Talk to email@example.com about your options for binding and folding.
We can offer a huge range of print binding and paper folding styles, provided in-house or via our trusted supplied network. There are dozens of ways of putting a book or brochure together, and some of the most popular are listed below. We can also offer exotic bindings like uncovered open sewn books, interscrews, side stitching and heavy pasted board covers. We can suggest novel methods and bespoke combinations. Just ask!
Flat spine with a soft cover
Books and booklets more than 2mm thick can be bound with a flat spine, with the cover creased and drawn around the text pages. To help you make the right choice, we can explain the pros and cons of techniques including perfect binding, PUR binding, signature sewing, Swiss binding and OTA binding. Considerations such as lay-flat properties, durability and cost all come in to the equation.
For books, brochures and booklets up to about 4mm thick, one or two wire stitches – stronger than office staples – make for a neat and low cost binding method. The booklet can be made with one weight of paper or with a heavier cover. You can add throwouts or flaps. The stitches can be flat, or looped for filing in a ring binder. Wire can be plain steel, coloured or metallic brass. They can be ‘saddlestitched’ into the spine, or ‘stab stitched’ through the side of a block of pages.
Hardback books, boxes and cases
There are several ways to bind a hardback book. In the trade, we call it ‘case binding’, because the book block is bound first before being attached to the hard outer case with glued endpapers. The case is usually about 3mm thick, extending 3mm beyond the text block. It can be lined with printed paper, or with foil blocked, textured material. We can add bookmark ribbons or decorative head and tail bands. Ask to see examples, and get us to explain the options!
The technique for making casebound books – an inner and outer liner of cloth or paper, pasted over heavy board – is also used for making slipcases, tray-and-lid or hinged boxes, which protect and enhance printed books and other desirable objects.
Thread sewn booklets

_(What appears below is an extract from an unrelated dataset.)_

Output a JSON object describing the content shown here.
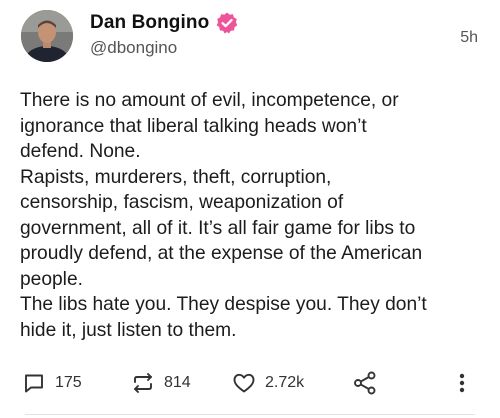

For luxury effect, instead of wire stitches, slimmer booklets can be spine sewn with strong thread in a variety of colours, using an industrial strength version of the domestic Singer sewing machine. Or the pages can be pierced with a strong needle in three or more places and ‘loop sewn’. Japanese-style thread sewing offers even more artisanal effects.
Leporello and other special folds
A leporello is a long concertina or accordion pleated fold, either done as one piece or several pieces tipped on to each other, for extra length. It’s a Calverts speciality.
The name comes from manservant Leporello in Mozart’s opera Don Giovanni, when he unfolds a shockingly long list of his master’s conquests.
We can crease and fold sheets of paper or board in any direction, including diagonals, map folding (multiple concertinas, then in half on the short edge), cross folds and Z-cards.
Postcard books are another Calverts speciality. Individual cards are printed and collated before being edge bound with low-tack padding glue onto a strip of Mull cloth. Black, white or coloured tape is then wrapped round the spine, before the book is trimmed to size. Cards can be removed singly from the book, without nasty adhesive stickies.
Our postcard books can be any size, although they’re usually produced at A6 size (105 x 148mm). The minimum number of cards is 16 and maximum 60, including front and back cover cards.
Combs and spirals
These techniques are often used for books that need to lie open flat, like manuals and cookbooks. Small holes are punched close to the spine edge. Then a spiral or a double wire comb is threaded through the holes. It’s sometimes called ‘Wire-O’, after the leading brand. The bound edge can be exposed, partly concealed (‘half Canadian’) or fully concealed (‘full Canadian’). Ask us how!